Task directions: Locate every line in the records below that holds the word "date" and return each one.

_____

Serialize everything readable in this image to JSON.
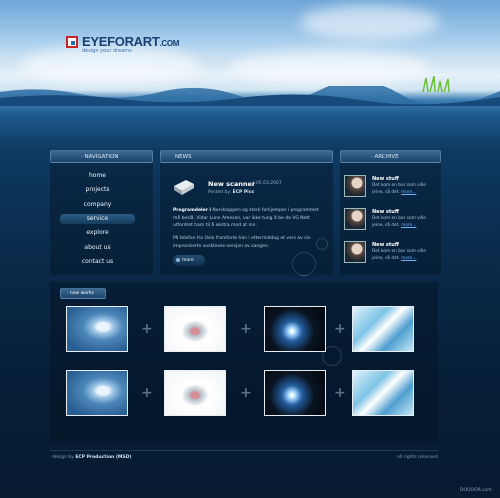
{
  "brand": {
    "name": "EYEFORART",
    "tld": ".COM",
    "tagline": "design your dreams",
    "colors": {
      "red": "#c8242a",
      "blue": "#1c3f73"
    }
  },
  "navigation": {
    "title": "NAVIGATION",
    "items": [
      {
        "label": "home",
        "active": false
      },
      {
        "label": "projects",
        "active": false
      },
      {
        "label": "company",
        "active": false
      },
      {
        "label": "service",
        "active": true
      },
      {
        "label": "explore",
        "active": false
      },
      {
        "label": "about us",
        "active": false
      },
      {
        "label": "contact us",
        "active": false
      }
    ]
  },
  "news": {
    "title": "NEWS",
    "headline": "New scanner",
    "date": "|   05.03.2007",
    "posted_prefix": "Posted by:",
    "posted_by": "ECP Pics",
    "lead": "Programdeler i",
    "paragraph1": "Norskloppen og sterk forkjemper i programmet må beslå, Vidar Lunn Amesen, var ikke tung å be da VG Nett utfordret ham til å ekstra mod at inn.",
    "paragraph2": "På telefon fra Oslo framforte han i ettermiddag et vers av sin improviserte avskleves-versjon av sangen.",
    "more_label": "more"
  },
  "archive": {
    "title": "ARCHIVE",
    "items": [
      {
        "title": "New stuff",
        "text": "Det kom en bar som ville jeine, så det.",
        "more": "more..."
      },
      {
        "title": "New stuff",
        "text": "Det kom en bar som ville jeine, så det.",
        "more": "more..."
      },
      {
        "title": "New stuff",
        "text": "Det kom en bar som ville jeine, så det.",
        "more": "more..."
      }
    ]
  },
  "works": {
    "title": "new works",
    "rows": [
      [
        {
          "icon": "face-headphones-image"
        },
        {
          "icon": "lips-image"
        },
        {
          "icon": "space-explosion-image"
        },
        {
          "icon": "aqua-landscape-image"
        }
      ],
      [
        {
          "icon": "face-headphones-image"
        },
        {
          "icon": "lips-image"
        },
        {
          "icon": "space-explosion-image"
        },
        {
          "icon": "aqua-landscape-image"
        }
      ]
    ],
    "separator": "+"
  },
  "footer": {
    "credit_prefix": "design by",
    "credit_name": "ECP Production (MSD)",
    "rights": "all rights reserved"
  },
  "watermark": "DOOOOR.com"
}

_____

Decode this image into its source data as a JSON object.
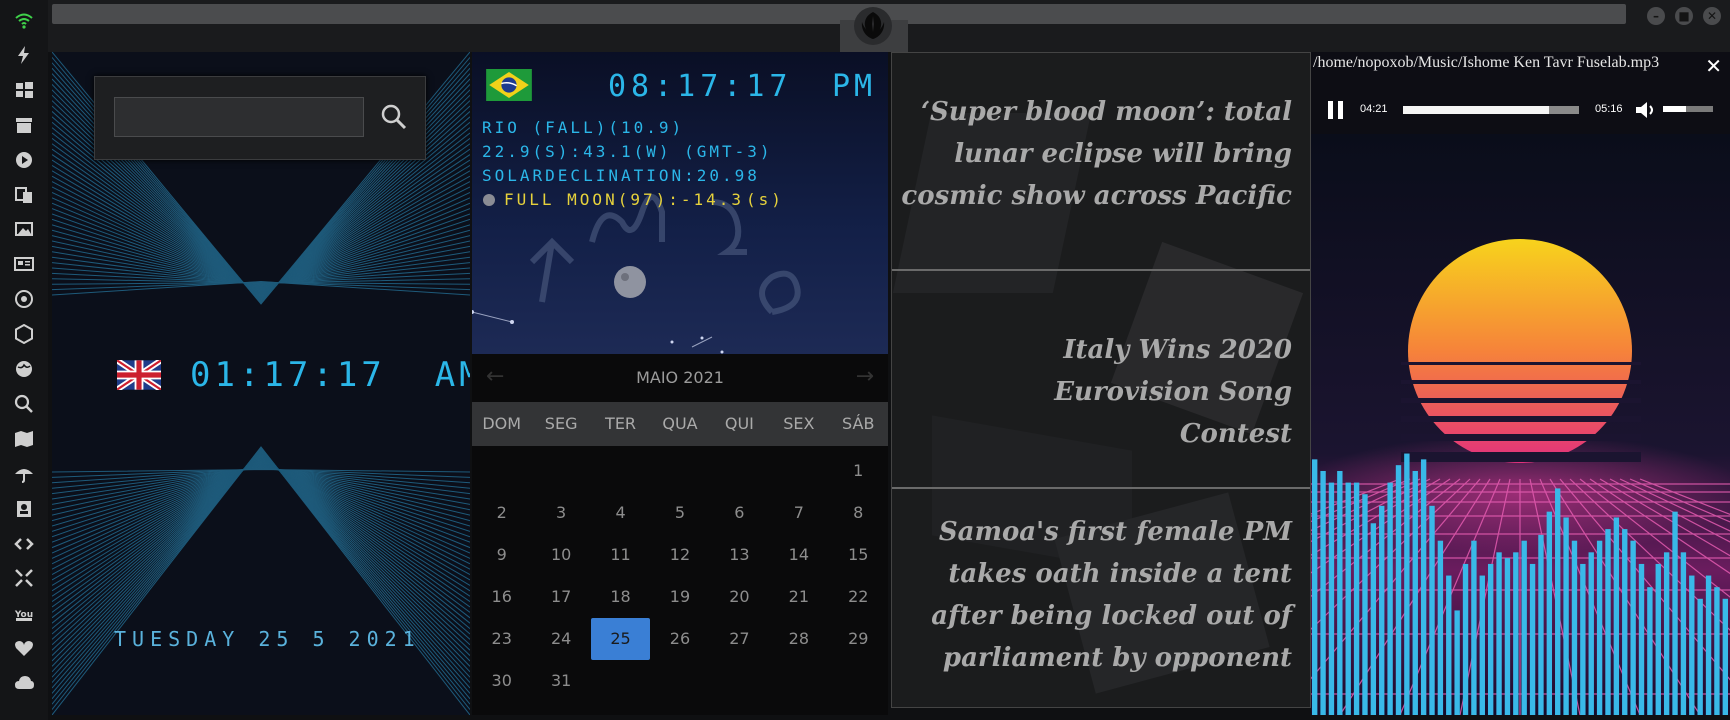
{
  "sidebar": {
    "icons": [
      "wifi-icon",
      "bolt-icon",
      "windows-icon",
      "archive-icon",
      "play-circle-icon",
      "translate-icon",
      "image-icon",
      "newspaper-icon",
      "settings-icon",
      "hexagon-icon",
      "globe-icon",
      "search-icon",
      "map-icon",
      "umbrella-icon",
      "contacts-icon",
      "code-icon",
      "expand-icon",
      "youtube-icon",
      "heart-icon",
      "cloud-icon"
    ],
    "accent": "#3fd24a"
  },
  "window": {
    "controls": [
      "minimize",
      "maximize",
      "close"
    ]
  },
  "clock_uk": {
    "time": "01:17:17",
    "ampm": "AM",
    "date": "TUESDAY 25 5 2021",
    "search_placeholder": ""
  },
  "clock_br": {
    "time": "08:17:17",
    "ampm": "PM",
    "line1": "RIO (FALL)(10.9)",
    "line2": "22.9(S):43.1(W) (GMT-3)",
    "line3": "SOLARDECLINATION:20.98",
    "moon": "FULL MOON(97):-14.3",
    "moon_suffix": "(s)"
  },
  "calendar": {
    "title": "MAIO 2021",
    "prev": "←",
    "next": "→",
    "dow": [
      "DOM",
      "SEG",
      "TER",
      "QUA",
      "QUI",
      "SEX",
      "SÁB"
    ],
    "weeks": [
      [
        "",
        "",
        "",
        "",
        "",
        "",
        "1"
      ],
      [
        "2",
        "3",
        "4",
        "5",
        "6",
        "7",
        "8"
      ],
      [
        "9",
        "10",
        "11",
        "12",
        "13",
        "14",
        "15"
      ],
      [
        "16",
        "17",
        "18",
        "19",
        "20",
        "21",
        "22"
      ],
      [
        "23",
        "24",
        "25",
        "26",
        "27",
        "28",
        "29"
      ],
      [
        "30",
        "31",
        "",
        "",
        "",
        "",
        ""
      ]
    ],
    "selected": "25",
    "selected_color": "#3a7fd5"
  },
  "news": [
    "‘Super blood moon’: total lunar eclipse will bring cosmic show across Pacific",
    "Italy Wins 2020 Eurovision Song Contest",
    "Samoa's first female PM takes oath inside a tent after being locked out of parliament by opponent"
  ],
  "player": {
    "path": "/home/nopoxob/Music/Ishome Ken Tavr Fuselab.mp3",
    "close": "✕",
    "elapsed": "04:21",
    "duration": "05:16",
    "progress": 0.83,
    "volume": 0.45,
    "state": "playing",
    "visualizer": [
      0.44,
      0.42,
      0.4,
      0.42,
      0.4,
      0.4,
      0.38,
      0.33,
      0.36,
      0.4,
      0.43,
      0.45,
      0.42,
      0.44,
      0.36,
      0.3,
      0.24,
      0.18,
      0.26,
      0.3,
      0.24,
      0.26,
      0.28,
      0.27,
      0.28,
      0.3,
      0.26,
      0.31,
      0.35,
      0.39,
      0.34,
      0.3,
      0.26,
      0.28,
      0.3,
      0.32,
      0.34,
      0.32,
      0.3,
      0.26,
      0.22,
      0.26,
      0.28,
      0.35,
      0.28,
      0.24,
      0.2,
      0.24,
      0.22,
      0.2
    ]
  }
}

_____

Expected answer:
    "date": "|   05.03.2007",
    "date": "TUESDAY 25 5 2021",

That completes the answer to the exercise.